- The task
Determine how many lines in the material below contain the string "structured", then state only that count.

- Available data

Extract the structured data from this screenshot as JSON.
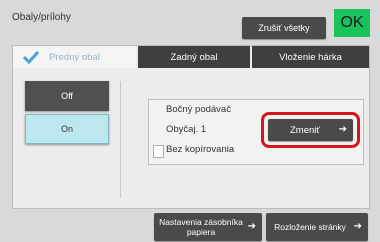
{
  "header": {
    "title": "Obaly/prílohy",
    "clear_all": "Zrušiť všetky",
    "ok": "OK"
  },
  "tabs": [
    {
      "label": "Predný obal",
      "active": true
    },
    {
      "label": "Zadný obal",
      "active": false
    },
    {
      "label": "Vloženie hárka",
      "active": false
    }
  ],
  "toggle": {
    "off": "Off",
    "on": "On",
    "selected": "On"
  },
  "info": {
    "line1": "Bočný podávač",
    "line2": "Obyčaj. 1",
    "line3": "Bez kopírovania"
  },
  "change_button": "Zmeniť",
  "bottom": {
    "tray_settings": "Nastavenia zásobníka papiera",
    "page_layout": "Rozloženie stránky"
  },
  "icons": {
    "check": "check-icon",
    "arrow": "arrow-right-icon",
    "copy": "blank-page-icon"
  },
  "colors": {
    "ok": "#19c25b",
    "highlight": "#d4161c",
    "selected": "#bde7ef"
  }
}
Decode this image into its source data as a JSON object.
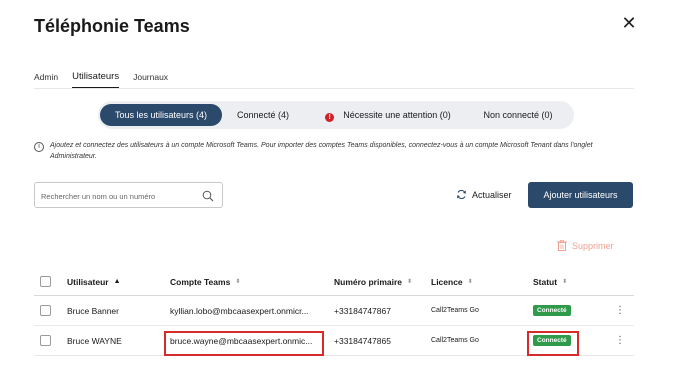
{
  "dialog": {
    "title": "Téléphonie Teams"
  },
  "tabs": [
    {
      "label": "Admin",
      "active": false
    },
    {
      "label": "Utilisateurs",
      "active": true
    },
    {
      "label": "Journaux",
      "active": false
    }
  ],
  "filters": [
    {
      "label": "Tous les utilisateurs (4)",
      "active": true
    },
    {
      "label": "Connecté (4)",
      "active": false
    },
    {
      "label": "Nécessite une attention (0)",
      "active": false,
      "icon": "warning-icon"
    },
    {
      "label": "Non connecté (0)",
      "active": false
    }
  ],
  "info": {
    "icon": "info-icon",
    "text": "Ajoutez et connectez des utilisateurs à un compte Microsoft Teams. Pour importer des comptes Teams disponibles, connectez-vous à un compte Microsoft Tenant dans l'onglet Administrateur."
  },
  "toolbar": {
    "search_placeholder": "Rechercher un nom ou un numéro",
    "refresh_label": "Actualiser",
    "add_label": "Ajouter utilisateurs",
    "delete_label": "Supprimer"
  },
  "table": {
    "columns": [
      "Utilisateur",
      "Compte Teams",
      "Numéro primaire",
      "Licence",
      "Statut"
    ],
    "rows": [
      {
        "user": "Bruce Banner",
        "team_account": "kyllian.lobo@mbcaasexpert.onmicr...",
        "number": "+33184747867",
        "license": "Call2Teams Go",
        "status": "Connecté"
      },
      {
        "user": "Bruce WAYNE",
        "team_account": "bruce.wayne@mbcaasexpert.onmic...",
        "number": "+33184747865",
        "license": "Call2Teams Go",
        "status": "Connecté"
      }
    ]
  },
  "colors": {
    "primary": "#2b4a6b",
    "success": "#2e9a4a",
    "danger": "#d0202a",
    "highlight": "#d62b2b"
  }
}
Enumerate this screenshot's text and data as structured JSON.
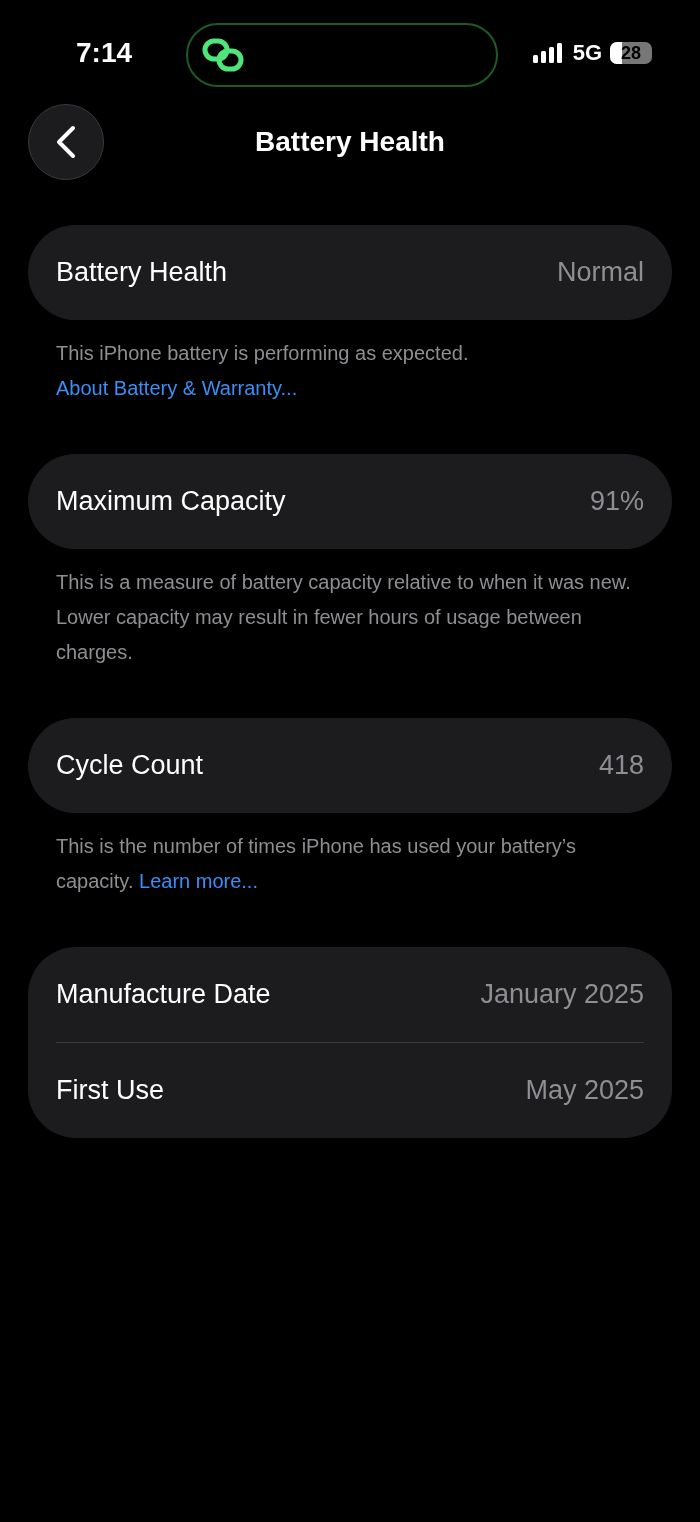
{
  "status_bar": {
    "time": "7:14",
    "network": "5G",
    "battery": "28"
  },
  "nav": {
    "title": "Battery Health"
  },
  "groups": [
    {
      "rows": [
        {
          "label": "Battery Health",
          "value": "Normal"
        }
      ],
      "footer": {
        "text": "This iPhone battery is performing as expected.",
        "link": "About Battery & Warranty..."
      }
    },
    {
      "rows": [
        {
          "label": "Maximum Capacity",
          "value": "91%"
        }
      ],
      "footer": {
        "text": "This is a measure of battery capacity relative to when it was new. Lower capacity may result in fewer hours of usage between charges."
      }
    },
    {
      "rows": [
        {
          "label": "Cycle Count",
          "value": "418"
        }
      ],
      "footer": {
        "text": "This is the number of times iPhone has used your battery’s capacity.",
        "link": "Learn more..."
      }
    },
    {
      "rows": [
        {
          "label": "Manufacture Date",
          "value": "January 2025"
        },
        {
          "label": "First Use",
          "value": "May 2025"
        }
      ]
    }
  ]
}
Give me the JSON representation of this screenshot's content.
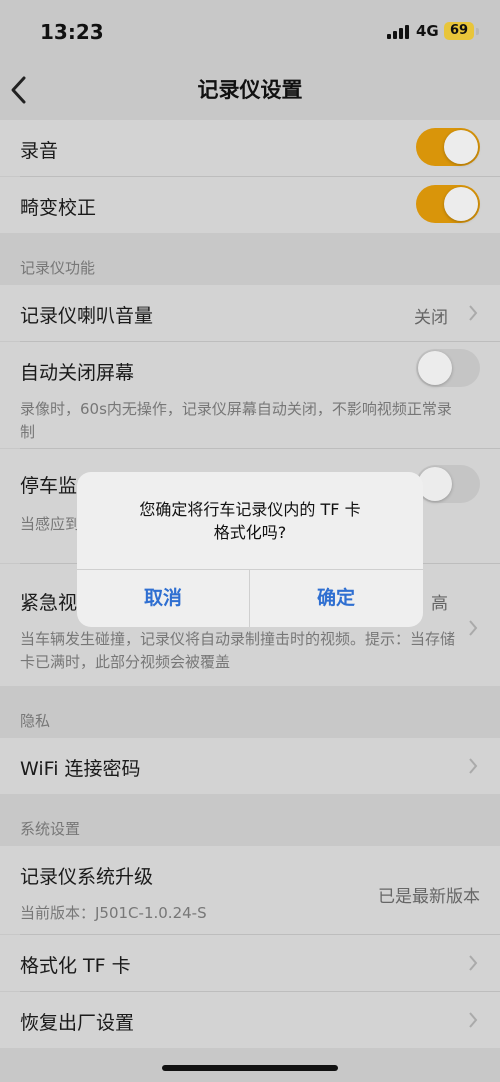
{
  "status_bar": {
    "time": "13:23",
    "network": "4G",
    "battery": "69"
  },
  "nav": {
    "title": "记录仪设置"
  },
  "rows": {
    "recording": {
      "label": "录音",
      "toggle": "on"
    },
    "distortion": {
      "label": "畸变校正",
      "toggle": "on"
    },
    "recorder_section": "记录仪功能",
    "speaker_volume": {
      "label": "记录仪喇叭音量",
      "value": "关闭"
    },
    "auto_screen_off": {
      "label": "自动关闭屏幕",
      "toggle": "off",
      "note": "录像时，60s内无操作，记录仪屏幕自动关闭，不影响视频正常录制"
    },
    "parking_monitor": {
      "label": "停车监",
      "note": "当感应到"
    },
    "emergency_video": {
      "label": "紧急视",
      "value": "高",
      "note": "当车辆发生碰撞，记录仪将自动录制撞击时的视频。提示：当存储卡已满时，此部分视频会被覆盖"
    },
    "privacy_section": "隐私",
    "wifi_password": {
      "label": "WiFi 连接密码"
    },
    "system_section": "系统设置",
    "system_upgrade": {
      "label": "记录仪系统升级",
      "sub": "当前版本：J501C-1.0.24-S",
      "value": "已是最新版本"
    },
    "format_tf": {
      "label": "格式化 TF 卡"
    },
    "factory_reset": {
      "label": "恢复出厂设置"
    }
  },
  "dialog": {
    "message_line1": "您确定将行车记录仪内的 TF 卡",
    "message_line2": "格式化吗?",
    "cancel": "取消",
    "confirm": "确定"
  },
  "colors": {
    "toggle_on": "#d9950a",
    "alert_button": "#2f6fd1"
  }
}
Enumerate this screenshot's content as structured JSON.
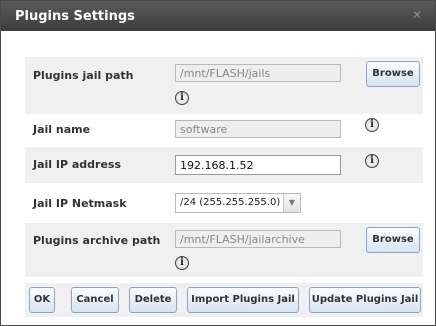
{
  "dialog": {
    "title": "Plugins Settings",
    "close_icon": "close-icon"
  },
  "form": {
    "plugins_jail_path": {
      "label": "Plugins jail path",
      "value": "/mnt/FLASH/jails",
      "browse_label": "Browse"
    },
    "jail_name": {
      "label": "Jail name",
      "value": "software"
    },
    "jail_ip_address": {
      "label": "Jail IP address",
      "value": "192.168.1.52"
    },
    "jail_ip_netmask": {
      "label": "Jail IP Netmask",
      "selected": "/24 (255.255.255.0)"
    },
    "plugins_archive_path": {
      "label": "Plugins archive path",
      "value": "/mnt/FLASH/jailarchive",
      "browse_label": "Browse"
    }
  },
  "buttons": {
    "ok": "OK",
    "cancel": "Cancel",
    "delete": "Delete",
    "import": "Import Plugins Jail",
    "update": "Update Plugins Jail"
  },
  "info_icon_glyph": "i"
}
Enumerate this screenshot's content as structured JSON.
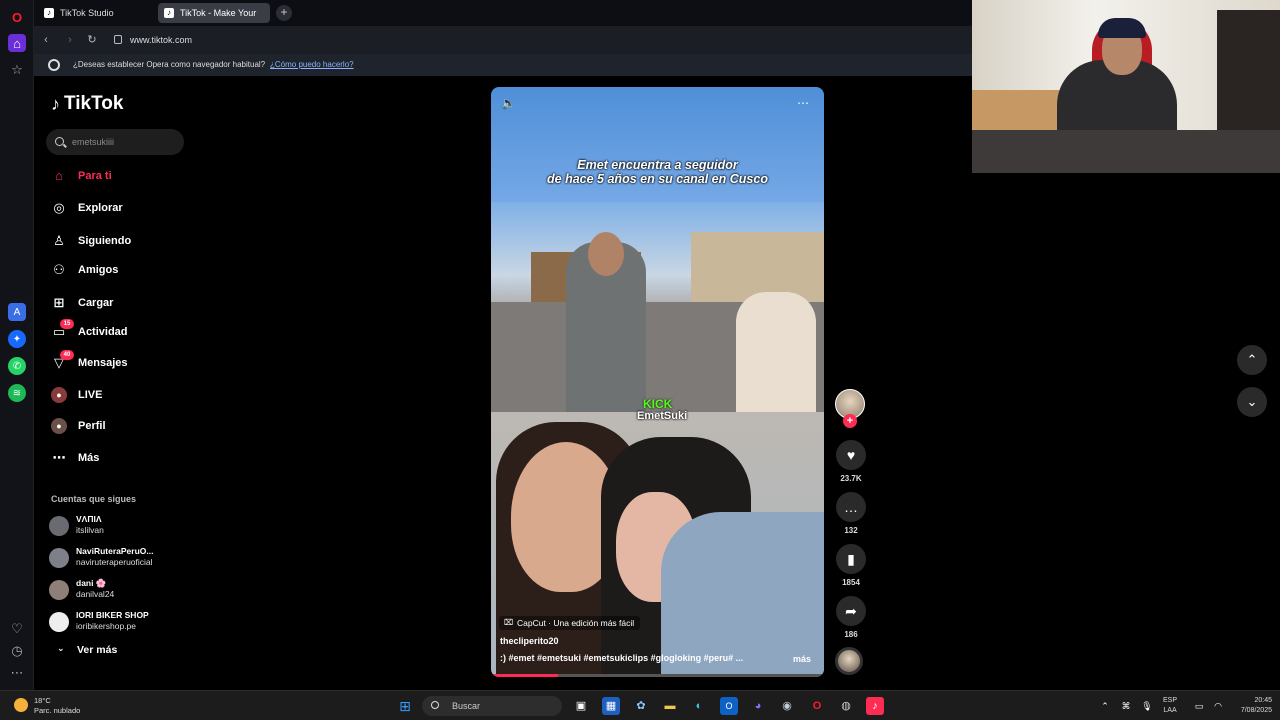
{
  "browser": {
    "tabs": [
      {
        "label": "TikTok Studio"
      },
      {
        "label": "TikTok - Make Your Day"
      }
    ],
    "url": "www.tiktok.com",
    "infobar_message": "¿Deseas establecer Opera como navegador habitual?",
    "infobar_link": "¿Cómo puedo hacerlo?"
  },
  "tiktok": {
    "logo": "TikTok",
    "search_value": "emetsukiiii",
    "nav": [
      {
        "label": "Para ti",
        "icon": "home-icon",
        "badge": ""
      },
      {
        "label": "Explorar",
        "icon": "compass-icon",
        "badge": ""
      },
      {
        "label": "Siguiendo",
        "icon": "following-icon",
        "badge": ""
      },
      {
        "label": "Amigos",
        "icon": "friends-icon",
        "badge": ""
      },
      {
        "label": "Cargar",
        "icon": "upload-icon",
        "badge": ""
      },
      {
        "label": "Actividad",
        "icon": "activity-icon",
        "badge": "15"
      },
      {
        "label": "Mensajes",
        "icon": "messages-icon",
        "badge": "40"
      },
      {
        "label": "LIVE",
        "icon": "live-icon",
        "badge": ""
      },
      {
        "label": "Perfil",
        "icon": "profile-icon",
        "badge": ""
      },
      {
        "label": "Más",
        "icon": "more-icon",
        "badge": ""
      }
    ],
    "following_title": "Cuentas que sigues",
    "following": [
      {
        "name": "VΛΠIΛ",
        "handle": "itslilvan"
      },
      {
        "name": "NaviRuteraPeruO...",
        "handle": "naviruteraperuoficial"
      },
      {
        "name": "dani 🌸",
        "handle": "danilval24"
      },
      {
        "name": "IORI BIKER SHOP",
        "handle": "ioribikershop.pe"
      }
    ],
    "see_more": "Ver más",
    "video": {
      "caption_line1": "Emet encuentra a seguidor",
      "caption_line2": "de hace 5 años en su canal en Cusco",
      "kick_label": "KICK",
      "kick_name": "EmetSuki",
      "capcut": "CapCut · Una edición más fácil",
      "author": "thecliperito20",
      "tags": ":) #emet #emetsuki #emetsukiclips #glogloking #peru# ...",
      "more": "más",
      "progress": 0.2
    },
    "actions": {
      "likes": "23.7K",
      "comments": "132",
      "saves": "1854",
      "shares": "186"
    }
  },
  "taskbar": {
    "weather_temp": "18°C",
    "weather_desc": "Parc. nublado",
    "search_placeholder": "Buscar",
    "lang1": "ESP",
    "lang2": "LAA",
    "time": "20:45",
    "date": "7/08/2025"
  },
  "colors": {
    "accent": "#fe2c55",
    "kick_green": "#53fc18"
  }
}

- Response for this exercise
4